How the Clean Air Act paves the road to expanding electric vehicle chargers

The transition to electric vehicles is a critical part of the global fight against climate change. But while national sales have surged in the last several years, limited charging infrastructure remains a massive barrier to the transition to electric vehicles. The nation’s foremost air pollution statute offers a potential solution. 

According to a recent study, nearly half of car shoppers say they wouldn’t buy an electric car due to range anxiety, the concern that their car will run out of battery power before they can reach a charger. And while the federal government has poured money into EV charging infrastructure, private companies are unlikely to build chargers unless they’ll see a return on investment from EVs already on the road. This creates a classic chicken-and-the-egg problem: We need charging infrastructure to encourage EVs, but we need EVs on the road to justify investing in more chargers.

Thankfully, the Biden administration could resolve this impasse by deploying the same tool past administrations have used to pave the way for the next generation of motor vehicle technology: Section 211(c) of the Clean Air Act.

To start, we need to recognize the limits of federal incentives.

President Biden has rightfully made charging infrastructure a central piece of his clean energy agenda, including providing $7.5 billion for EV chargers — the largest ever federal investment — through the recently-passed Inflation Reduction Act. In February of this year, the administration announced new standards for the Made-in-America National Network of electric vehicle chargers, which will consist of 500,000 electric vehicle chargers along highways throughout the nation. Due to these investments, companies including BP, GM, Tesla and Hertz have committed to expand their network of public charging ports in the next two years.

But despite the administration’s efforts, charging infrastructure appears likely to remain insufficiently built out—especially if ambitious projections in EV uptake are realized.

This isn’t the first time the auto industry has faced a problem like this. In the 1970s, policymakers were grappling with how to encourage the adoption of catalytic converters, a then-novel (and now-ubiquitous) technology that dramatically reduces pollution from vehicle exhaust. But catalytic converters require the use of lead-free gasoline, at the time rarely offered at the nation’s gas stations.

To solve this problem, the Nixon administration turned to Section 211(c) of the Clean Air Act. The provision authorizes the EPA to “control” the manufacture and sale of any motor vehicle fuel if the resulting emissions will endanger public health or welfare. In this case, the EPA invoked 211(c) to “control” the availability of leaded gasoline by requiring gas stations of a certain size to sell unleaded gasoline too. After a federal court upheld the regulation, the availability of unleaded fuel surged — and along with it, the use of catalytic converters.

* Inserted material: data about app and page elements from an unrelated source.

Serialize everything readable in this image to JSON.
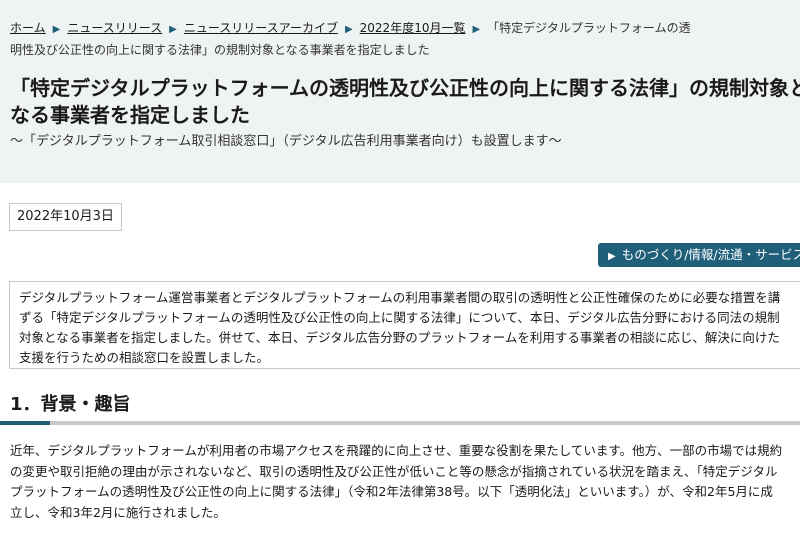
{
  "breadcrumb": {
    "items": [
      "ホーム",
      "ニュースリリース",
      "ニュースリリースアーカイブ",
      "2022年度10月一覧"
    ],
    "current_line1": "「特定デジタルプラットフォームの透",
    "current_line2": "明性及び公正性の向上に関する法律」の規制対象となる事業者を指定しました"
  },
  "title": {
    "line1": "「特定デジタルプラットフォームの透明性及び公正性の向上に関する法律」の規制対象と",
    "line2": "なる事業者を指定しました",
    "subtitle": "〜「デジタルプラットフォーム取引相談窓口」（デジタル広告利用事業者向け）も設置します〜"
  },
  "date": "2022年10月3日",
  "category_label": "ものづくり/情報/流通・サービス",
  "summary_lines": [
    "デジタルプラットフォーム運営事業者とデジタルプラットフォームの利用事業者間の取引の透明性と公正性確保のために必要な措置を講",
    "ずる「特定デジタルプラットフォームの透明性及び公正性の向上に関する法律」について、本日、デジタル広告分野における同法の規制",
    "対象となる事業者を指定しました。併せて、本日、デジタル広告分野のプラットフォームを利用する事業者の相談に応じ、解決に向けた",
    "支援を行うための相談窓口を設置しました。"
  ],
  "section": {
    "heading": "1．背景・趣旨",
    "lines": [
      "近年、デジタルプラットフォームが利用者の市場アクセスを飛躍的に向上させ、重要な役割を果たしています。他方、一部の市場では規約",
      "の変更や取引拒絶の理由が示されないなど、取引の透明性及び公正性が低いこと等の懸念が指摘されている状況を踏まえ、「特定デジタル",
      "プラットフォームの透明性及び公正性の向上に関する法律」（令和2年法律第38号。以下「透明化法」といいます。）が、令和2年5月に成",
      "立し、令和3年2月に施行されました。"
    ]
  },
  "colors": {
    "accent": "#1f5f7a",
    "header_bg": "#f0f3f3",
    "rule": "#c8c8c8"
  }
}
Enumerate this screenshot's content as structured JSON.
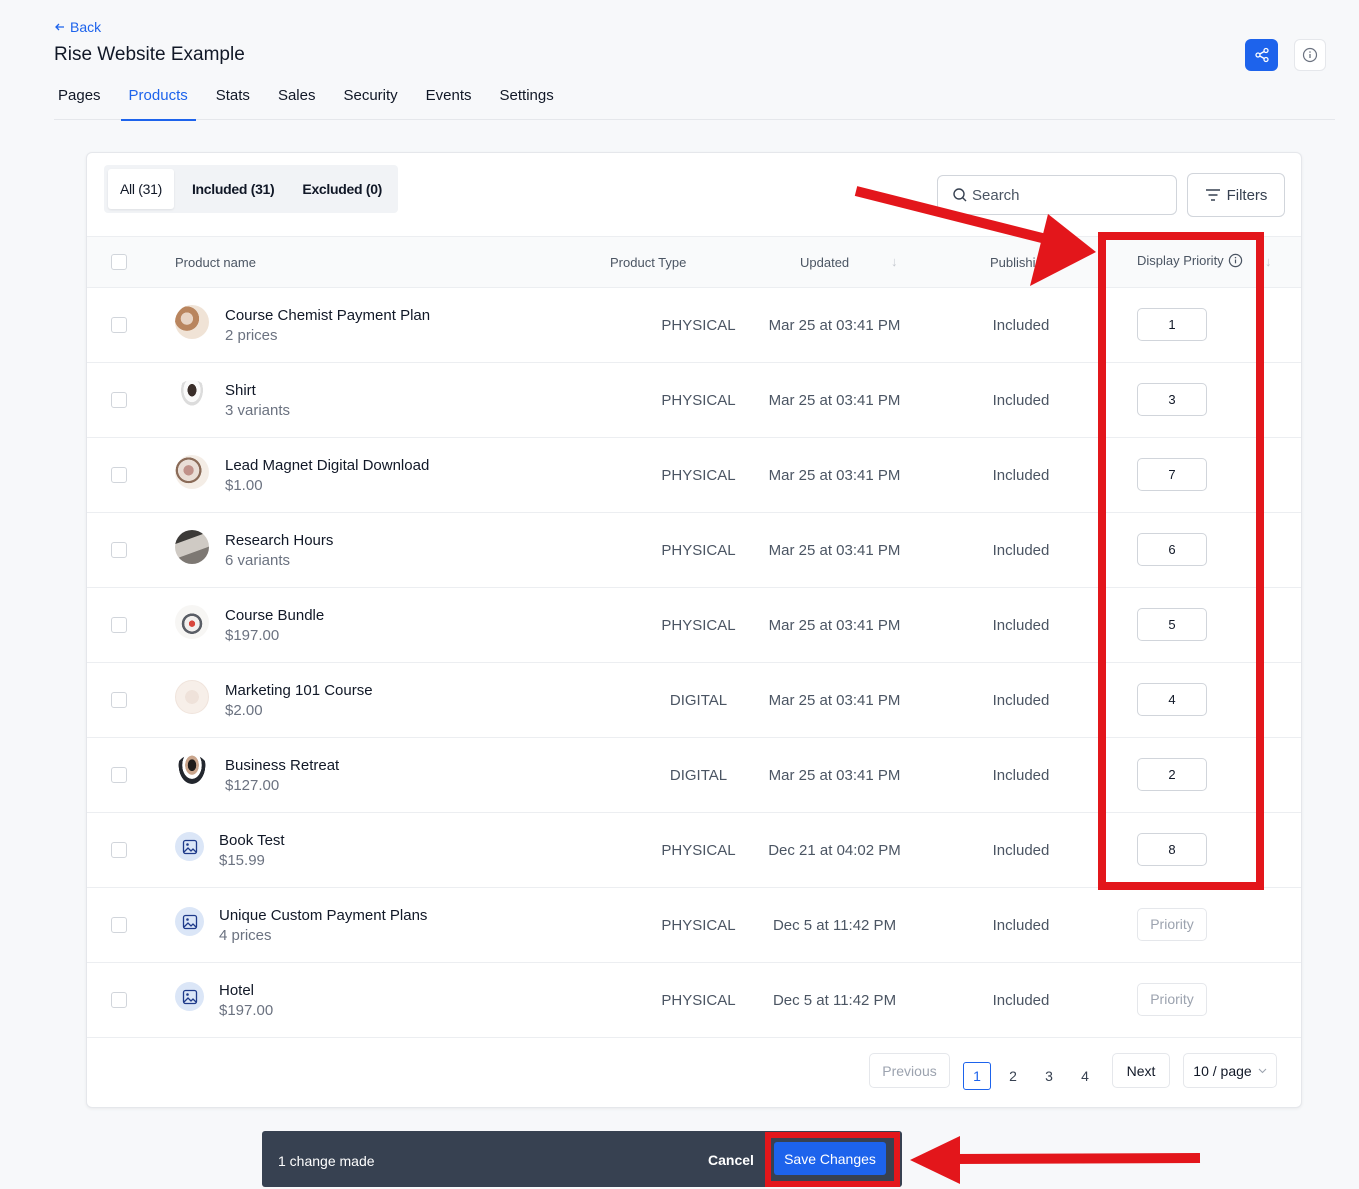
{
  "header": {
    "back_label": "Back",
    "title": "Rise Website Example"
  },
  "tabs": [
    {
      "label": "Pages"
    },
    {
      "label": "Products",
      "active": true
    },
    {
      "label": "Stats"
    },
    {
      "label": "Sales"
    },
    {
      "label": "Security"
    },
    {
      "label": "Events"
    },
    {
      "label": "Settings"
    }
  ],
  "filter_tabs": {
    "all": "All (31)",
    "included": "Included (31)",
    "excluded": "Excluded (0)"
  },
  "search": {
    "placeholder": "Search"
  },
  "filters_label": "Filters",
  "columns": {
    "name": "Product name",
    "type": "Product Type",
    "updated": "Updated",
    "publishing": "Publishing",
    "priority": "Display Priority"
  },
  "rows": [
    {
      "name": "Course Chemist Payment Plan",
      "sub": "2 prices",
      "type": "PHYSICAL",
      "updated": "Mar 25 at 03:41 PM",
      "publishing": "Included",
      "priority": "1"
    },
    {
      "name": "Shirt",
      "sub": "3 variants",
      "type": "PHYSICAL",
      "updated": "Mar 25 at 03:41 PM",
      "publishing": "Included",
      "priority": "3"
    },
    {
      "name": "Lead Magnet Digital Download",
      "sub": "$1.00",
      "type": "PHYSICAL",
      "updated": "Mar 25 at 03:41 PM",
      "publishing": "Included",
      "priority": "7"
    },
    {
      "name": "Research Hours",
      "sub": "6 variants",
      "type": "PHYSICAL",
      "updated": "Mar 25 at 03:41 PM",
      "publishing": "Included",
      "priority": "6"
    },
    {
      "name": "Course Bundle",
      "sub": "$197.00",
      "type": "PHYSICAL",
      "updated": "Mar 25 at 03:41 PM",
      "publishing": "Included",
      "priority": "5"
    },
    {
      "name": "Marketing 101 Course",
      "sub": "$2.00",
      "type": "DIGITAL",
      "updated": "Mar 25 at 03:41 PM",
      "publishing": "Included",
      "priority": "4"
    },
    {
      "name": "Business Retreat",
      "sub": "$127.00",
      "type": "DIGITAL",
      "updated": "Mar 25 at 03:41 PM",
      "publishing": "Included",
      "priority": "2"
    },
    {
      "name": "Book Test",
      "sub": "$15.99",
      "type": "PHYSICAL",
      "updated": "Dec 21 at 04:02 PM",
      "publishing": "Included",
      "priority": "8"
    },
    {
      "name": "Unique Custom Payment Plans",
      "sub": "4 prices",
      "type": "PHYSICAL",
      "updated": "Dec 5 at 11:42 PM",
      "publishing": "Included",
      "priority": ""
    },
    {
      "name": "Hotel",
      "sub": "$197.00",
      "type": "PHYSICAL",
      "updated": "Dec 5 at 11:42 PM",
      "publishing": "Included",
      "priority": ""
    }
  ],
  "priority_placeholder": "Priority",
  "pagination": {
    "previous": "Previous",
    "pages": [
      "1",
      "2",
      "3",
      "4"
    ],
    "current": "1",
    "next": "Next",
    "per_page": "10 / page"
  },
  "change_bar": {
    "message": "1 change made",
    "cancel": "Cancel",
    "save": "Save Changes"
  },
  "colors": {
    "accent": "#1d63ec",
    "annotation": "#e3161b",
    "bar": "#374151"
  }
}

By the same logic, the Biden administration could invoke Section 211(c) to require certain gas stations to install EV fast chargers: because gasoline emits various criteria pollutants, the EPA could “control” its sale by requiring stations to offer a safer alternative: EV charging.

While imposing the regulatory burden on individual gas stations (likely of a certain size or strategic characteristic) would most closely track the Nixon-era precedent, the statute plausibly allows the EPA to target other entities involved in the sale of gasoline. For example, the agency could direct its EV charging requirements not at individual stations but at the multinational franchisor brands — Shell, BP, Sunoco, etc. — that dominate the market.

And, given EV charging times, it may make sense to physically locate chargers outside of traditional gas stations, which sometimes lack the physical footprint or transmission capacity to host EV chargers. Under Section 211(c), EPA could likely draft a rule so that targeted firms could comply by financing the construction of EV chargers in partnership with local grocery stores or other nearby facilities that may prove a more natural fit for EV charging. It could also probably require that chargers installed pursuant to this authority use standardized plug types or accept universal forms of payment, unlike the closed networks of companies like Tesla.

As charging infrastructure remains a critical bottleneck to widespread adoption of electric vehicles, the Biden administration should consider using this overlooked tool — and ultimately hasten the transition to an electric vehicle future.

Will Dobbs-Allsopp is director of Strategic Initiatives at Governing for Impact.

Copyright 2023 Nexstar Media Inc. All rights reserved. This material may not be published, broadcast, rewritten, or redistributed.


Leave a Comment

Your email address will not be published. Required fields are marked *

Scroll to Top